### Exercise
Pick out and copy every line below that has the word "chevron".

### Page and application data records
====

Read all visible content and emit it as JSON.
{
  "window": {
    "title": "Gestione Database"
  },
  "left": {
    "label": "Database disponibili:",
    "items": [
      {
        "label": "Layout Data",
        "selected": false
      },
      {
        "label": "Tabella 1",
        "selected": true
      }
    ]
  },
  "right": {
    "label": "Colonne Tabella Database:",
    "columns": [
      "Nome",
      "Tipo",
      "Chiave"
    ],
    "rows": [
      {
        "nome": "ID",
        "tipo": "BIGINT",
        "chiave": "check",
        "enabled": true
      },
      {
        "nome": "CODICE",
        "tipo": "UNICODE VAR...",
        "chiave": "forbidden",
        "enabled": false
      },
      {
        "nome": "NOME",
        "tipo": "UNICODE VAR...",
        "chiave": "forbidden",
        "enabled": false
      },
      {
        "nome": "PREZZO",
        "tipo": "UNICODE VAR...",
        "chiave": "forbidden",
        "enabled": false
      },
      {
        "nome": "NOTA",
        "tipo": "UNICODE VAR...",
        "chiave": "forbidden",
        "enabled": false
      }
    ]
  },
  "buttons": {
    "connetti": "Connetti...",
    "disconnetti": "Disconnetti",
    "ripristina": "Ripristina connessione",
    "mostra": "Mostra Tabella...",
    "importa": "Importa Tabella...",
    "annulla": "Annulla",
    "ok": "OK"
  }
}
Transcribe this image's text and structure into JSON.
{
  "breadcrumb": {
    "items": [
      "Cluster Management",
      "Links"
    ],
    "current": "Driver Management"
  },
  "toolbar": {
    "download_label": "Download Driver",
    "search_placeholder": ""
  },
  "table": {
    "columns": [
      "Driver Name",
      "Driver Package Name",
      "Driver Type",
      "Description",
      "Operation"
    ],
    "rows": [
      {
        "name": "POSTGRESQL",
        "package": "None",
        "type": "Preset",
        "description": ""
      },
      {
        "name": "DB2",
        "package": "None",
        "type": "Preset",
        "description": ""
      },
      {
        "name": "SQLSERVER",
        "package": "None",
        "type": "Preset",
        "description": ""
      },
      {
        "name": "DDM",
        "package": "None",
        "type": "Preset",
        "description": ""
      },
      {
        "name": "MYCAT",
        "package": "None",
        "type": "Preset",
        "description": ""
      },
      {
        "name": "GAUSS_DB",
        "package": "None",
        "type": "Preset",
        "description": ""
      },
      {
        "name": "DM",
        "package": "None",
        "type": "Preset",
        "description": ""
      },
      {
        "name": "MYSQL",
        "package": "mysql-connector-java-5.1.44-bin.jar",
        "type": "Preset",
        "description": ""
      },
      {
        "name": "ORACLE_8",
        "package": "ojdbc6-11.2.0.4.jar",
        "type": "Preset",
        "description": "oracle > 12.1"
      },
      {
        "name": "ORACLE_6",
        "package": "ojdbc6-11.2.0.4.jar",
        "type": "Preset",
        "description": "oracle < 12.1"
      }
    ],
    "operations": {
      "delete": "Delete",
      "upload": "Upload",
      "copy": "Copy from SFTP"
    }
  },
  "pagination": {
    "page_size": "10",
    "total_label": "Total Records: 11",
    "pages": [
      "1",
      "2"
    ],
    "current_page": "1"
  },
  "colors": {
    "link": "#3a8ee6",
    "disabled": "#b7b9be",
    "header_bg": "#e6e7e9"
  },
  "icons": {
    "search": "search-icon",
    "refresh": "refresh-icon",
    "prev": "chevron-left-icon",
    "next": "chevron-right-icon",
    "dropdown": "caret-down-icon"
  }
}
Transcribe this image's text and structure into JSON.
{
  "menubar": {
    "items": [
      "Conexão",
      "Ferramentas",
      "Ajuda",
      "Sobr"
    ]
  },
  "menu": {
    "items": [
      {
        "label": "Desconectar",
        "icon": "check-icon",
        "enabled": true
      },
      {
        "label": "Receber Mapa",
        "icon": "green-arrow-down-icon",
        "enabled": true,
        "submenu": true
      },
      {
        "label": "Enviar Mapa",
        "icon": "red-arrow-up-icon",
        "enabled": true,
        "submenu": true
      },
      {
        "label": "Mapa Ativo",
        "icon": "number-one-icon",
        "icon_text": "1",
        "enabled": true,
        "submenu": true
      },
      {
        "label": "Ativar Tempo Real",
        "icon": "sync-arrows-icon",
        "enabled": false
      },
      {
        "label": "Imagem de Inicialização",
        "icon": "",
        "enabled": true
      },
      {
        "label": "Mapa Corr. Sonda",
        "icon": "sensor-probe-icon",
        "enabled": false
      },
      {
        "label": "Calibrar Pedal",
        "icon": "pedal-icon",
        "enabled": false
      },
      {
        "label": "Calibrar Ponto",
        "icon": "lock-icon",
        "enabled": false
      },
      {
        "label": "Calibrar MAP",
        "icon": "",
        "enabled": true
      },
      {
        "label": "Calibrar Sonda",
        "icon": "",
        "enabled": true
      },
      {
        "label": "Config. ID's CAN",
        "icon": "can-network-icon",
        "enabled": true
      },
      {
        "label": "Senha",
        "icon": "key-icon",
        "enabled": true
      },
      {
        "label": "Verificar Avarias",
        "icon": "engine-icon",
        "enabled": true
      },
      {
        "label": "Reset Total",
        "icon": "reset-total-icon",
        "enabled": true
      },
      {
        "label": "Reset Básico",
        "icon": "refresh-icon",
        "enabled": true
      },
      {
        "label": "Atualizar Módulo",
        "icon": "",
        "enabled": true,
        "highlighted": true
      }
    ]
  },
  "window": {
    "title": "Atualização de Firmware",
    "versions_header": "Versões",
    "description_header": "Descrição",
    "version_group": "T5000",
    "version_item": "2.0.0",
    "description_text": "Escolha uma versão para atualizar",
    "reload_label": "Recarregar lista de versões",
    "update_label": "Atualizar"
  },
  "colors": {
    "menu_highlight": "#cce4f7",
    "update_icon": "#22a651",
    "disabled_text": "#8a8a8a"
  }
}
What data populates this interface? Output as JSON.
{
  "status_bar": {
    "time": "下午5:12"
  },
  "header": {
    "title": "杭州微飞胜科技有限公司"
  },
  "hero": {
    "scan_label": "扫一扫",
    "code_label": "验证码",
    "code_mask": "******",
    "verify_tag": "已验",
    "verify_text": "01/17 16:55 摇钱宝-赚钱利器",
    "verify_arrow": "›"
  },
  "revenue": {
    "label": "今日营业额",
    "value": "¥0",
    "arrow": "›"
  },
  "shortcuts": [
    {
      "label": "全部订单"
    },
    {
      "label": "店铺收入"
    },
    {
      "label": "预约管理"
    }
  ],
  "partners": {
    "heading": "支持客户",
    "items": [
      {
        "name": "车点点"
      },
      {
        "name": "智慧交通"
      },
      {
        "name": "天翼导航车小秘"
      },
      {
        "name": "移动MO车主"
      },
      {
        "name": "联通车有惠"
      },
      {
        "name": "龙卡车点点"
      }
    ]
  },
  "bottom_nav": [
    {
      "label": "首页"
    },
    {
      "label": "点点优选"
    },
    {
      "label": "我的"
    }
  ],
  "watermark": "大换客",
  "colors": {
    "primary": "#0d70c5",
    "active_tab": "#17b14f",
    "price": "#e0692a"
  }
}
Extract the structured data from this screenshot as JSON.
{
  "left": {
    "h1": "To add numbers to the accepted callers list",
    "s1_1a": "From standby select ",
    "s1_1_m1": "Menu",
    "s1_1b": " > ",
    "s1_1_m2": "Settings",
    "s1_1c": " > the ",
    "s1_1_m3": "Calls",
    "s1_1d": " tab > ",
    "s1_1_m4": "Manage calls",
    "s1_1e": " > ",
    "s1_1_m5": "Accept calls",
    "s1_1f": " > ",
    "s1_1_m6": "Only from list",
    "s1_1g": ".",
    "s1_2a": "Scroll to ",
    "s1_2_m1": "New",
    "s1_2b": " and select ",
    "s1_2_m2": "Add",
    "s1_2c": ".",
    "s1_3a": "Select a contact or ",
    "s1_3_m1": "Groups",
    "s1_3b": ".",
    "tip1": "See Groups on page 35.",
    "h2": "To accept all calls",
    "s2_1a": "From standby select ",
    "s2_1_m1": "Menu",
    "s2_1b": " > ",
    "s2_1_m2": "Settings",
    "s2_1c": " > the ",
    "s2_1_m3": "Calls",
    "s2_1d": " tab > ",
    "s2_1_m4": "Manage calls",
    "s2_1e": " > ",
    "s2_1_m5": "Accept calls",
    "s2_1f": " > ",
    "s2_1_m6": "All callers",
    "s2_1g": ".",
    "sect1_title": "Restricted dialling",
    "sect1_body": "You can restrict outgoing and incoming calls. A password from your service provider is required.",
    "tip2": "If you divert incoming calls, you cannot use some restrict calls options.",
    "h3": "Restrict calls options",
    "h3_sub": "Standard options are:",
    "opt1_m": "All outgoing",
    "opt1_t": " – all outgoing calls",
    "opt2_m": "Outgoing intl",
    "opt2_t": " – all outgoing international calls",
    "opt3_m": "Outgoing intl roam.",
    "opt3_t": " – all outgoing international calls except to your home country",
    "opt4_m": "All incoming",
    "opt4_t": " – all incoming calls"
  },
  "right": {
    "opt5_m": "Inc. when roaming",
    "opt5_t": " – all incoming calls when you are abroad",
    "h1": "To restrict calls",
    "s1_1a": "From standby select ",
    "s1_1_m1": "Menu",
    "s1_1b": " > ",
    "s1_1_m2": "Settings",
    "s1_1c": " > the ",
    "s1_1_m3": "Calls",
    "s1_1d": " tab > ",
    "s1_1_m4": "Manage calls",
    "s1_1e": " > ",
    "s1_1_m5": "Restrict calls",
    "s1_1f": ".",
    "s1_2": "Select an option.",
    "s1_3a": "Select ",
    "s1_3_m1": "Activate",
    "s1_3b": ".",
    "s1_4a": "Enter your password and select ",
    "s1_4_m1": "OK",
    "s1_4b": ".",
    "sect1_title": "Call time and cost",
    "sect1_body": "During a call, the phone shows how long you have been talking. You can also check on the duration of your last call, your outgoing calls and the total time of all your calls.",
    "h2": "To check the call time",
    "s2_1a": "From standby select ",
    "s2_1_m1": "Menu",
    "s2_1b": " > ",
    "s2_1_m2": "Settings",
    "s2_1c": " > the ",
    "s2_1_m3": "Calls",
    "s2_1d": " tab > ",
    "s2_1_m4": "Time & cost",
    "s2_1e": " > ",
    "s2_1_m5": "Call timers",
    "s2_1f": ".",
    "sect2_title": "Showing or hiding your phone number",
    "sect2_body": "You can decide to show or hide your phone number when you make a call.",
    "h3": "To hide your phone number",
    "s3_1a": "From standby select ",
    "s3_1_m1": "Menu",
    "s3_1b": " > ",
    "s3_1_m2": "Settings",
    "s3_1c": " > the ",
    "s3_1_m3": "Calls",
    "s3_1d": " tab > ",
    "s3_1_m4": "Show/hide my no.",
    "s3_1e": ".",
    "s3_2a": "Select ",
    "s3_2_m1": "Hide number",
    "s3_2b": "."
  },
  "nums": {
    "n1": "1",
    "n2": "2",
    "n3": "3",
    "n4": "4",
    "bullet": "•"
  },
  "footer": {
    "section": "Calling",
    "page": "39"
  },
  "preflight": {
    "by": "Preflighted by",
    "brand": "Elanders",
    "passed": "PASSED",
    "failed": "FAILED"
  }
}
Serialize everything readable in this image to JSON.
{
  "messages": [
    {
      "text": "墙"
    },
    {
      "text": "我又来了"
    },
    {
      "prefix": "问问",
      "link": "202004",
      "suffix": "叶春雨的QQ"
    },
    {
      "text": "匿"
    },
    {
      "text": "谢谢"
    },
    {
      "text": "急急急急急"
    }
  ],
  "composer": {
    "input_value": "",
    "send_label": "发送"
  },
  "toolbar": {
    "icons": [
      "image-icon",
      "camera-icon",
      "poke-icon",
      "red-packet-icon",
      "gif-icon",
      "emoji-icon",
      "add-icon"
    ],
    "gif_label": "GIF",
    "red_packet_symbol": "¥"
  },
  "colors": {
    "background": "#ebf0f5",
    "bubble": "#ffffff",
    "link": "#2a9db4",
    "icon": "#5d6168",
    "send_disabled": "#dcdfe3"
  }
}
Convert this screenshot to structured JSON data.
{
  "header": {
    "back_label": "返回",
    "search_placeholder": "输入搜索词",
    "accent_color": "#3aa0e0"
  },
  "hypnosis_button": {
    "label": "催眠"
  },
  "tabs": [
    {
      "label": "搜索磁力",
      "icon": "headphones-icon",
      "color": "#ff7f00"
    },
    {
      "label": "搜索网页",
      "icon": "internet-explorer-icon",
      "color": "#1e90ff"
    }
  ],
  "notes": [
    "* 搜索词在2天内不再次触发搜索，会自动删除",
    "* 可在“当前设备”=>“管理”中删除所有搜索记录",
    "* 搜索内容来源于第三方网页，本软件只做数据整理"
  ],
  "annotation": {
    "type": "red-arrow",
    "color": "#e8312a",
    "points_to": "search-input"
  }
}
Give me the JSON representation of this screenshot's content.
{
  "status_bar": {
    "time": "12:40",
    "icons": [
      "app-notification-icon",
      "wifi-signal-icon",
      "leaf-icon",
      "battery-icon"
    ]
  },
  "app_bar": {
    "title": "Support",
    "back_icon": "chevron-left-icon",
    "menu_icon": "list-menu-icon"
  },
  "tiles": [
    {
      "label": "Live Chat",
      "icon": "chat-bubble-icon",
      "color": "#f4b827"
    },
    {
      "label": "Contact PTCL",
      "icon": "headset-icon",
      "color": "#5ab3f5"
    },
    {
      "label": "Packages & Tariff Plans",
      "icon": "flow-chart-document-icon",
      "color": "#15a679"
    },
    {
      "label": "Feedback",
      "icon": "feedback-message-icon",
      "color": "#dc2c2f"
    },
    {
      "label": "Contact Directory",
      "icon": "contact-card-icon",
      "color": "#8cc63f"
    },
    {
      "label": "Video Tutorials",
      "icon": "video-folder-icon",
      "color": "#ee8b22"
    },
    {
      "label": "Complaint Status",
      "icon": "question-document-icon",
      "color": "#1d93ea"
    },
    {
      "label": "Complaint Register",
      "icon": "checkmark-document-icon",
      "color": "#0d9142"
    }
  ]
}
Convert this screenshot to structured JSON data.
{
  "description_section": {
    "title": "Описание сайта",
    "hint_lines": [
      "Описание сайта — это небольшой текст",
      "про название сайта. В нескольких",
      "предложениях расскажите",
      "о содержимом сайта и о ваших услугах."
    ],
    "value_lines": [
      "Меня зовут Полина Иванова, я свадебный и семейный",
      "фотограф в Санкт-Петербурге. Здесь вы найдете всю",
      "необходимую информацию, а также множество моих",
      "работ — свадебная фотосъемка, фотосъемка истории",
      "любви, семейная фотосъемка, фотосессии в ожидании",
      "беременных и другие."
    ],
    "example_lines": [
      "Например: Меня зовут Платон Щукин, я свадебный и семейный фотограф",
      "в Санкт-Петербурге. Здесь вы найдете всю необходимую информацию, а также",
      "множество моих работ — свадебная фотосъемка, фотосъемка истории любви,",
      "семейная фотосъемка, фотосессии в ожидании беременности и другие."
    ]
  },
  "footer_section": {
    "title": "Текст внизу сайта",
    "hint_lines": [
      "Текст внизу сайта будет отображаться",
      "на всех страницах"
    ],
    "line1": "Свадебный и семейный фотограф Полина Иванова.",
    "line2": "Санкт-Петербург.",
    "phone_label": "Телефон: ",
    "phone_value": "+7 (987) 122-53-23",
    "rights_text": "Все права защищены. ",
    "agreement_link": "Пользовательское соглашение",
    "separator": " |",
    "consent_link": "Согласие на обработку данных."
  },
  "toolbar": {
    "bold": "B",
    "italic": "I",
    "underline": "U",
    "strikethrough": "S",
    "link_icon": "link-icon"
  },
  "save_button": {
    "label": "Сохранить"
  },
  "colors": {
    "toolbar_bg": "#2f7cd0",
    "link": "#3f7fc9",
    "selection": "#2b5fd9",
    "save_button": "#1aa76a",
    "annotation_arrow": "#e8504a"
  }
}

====

### Exercise response
    "prev": "chevron-left-icon",
    "next": "chevron-right-icon",
    "back_icon": "chevron-left-icon",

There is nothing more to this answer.